## THE PROBLEM
Make the copy match the entries below exactly, with no pictures carried over.

## PROVIDED DATA

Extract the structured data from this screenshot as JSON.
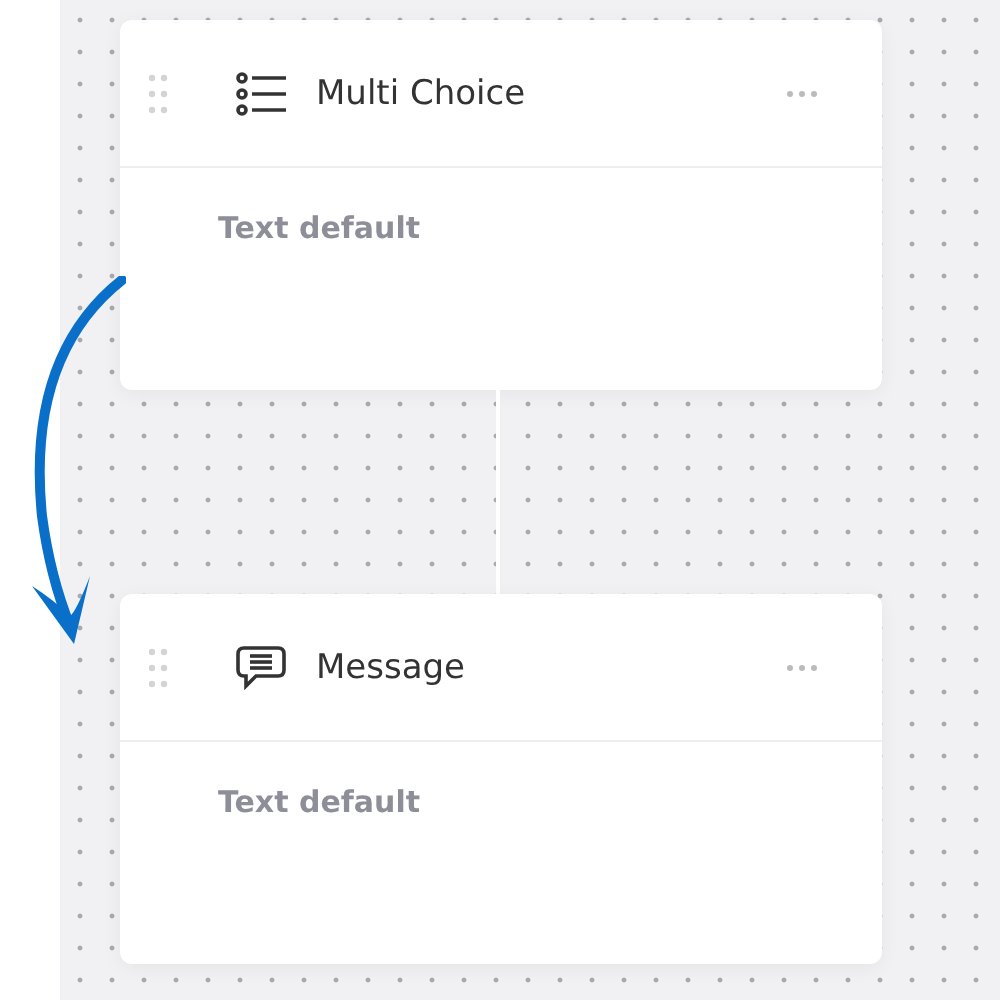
{
  "nodes": [
    {
      "kind": "multi_choice",
      "title": "Multi Choice",
      "body": "Text default"
    },
    {
      "kind": "message",
      "title": "Message",
      "body": "Text default"
    }
  ]
}
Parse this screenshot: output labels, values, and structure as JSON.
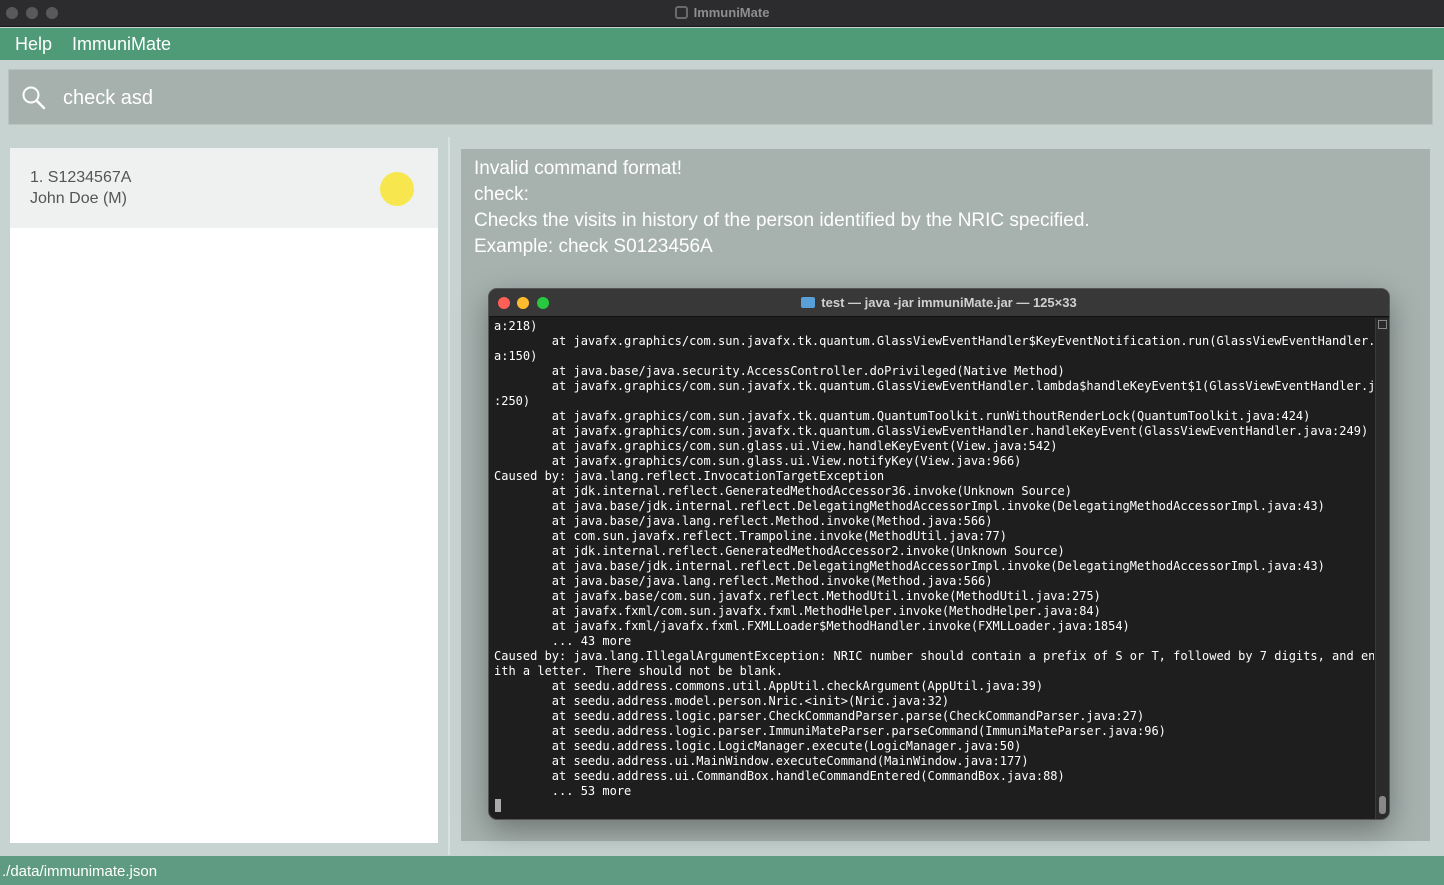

## RESPONSE AREA
Extract the structured data from this screenshot as JSON.
{
  "nodes": [
    {
      "kind": "multi_choice",
      "title": "Multi Choice",
      "body": "Text default"
    },
    {
      "kind": "message",
      "title": "Message",
      "body": "Text default"
    }
  ]
}
Parse this screenshot: output labels, values, and structure as JSON.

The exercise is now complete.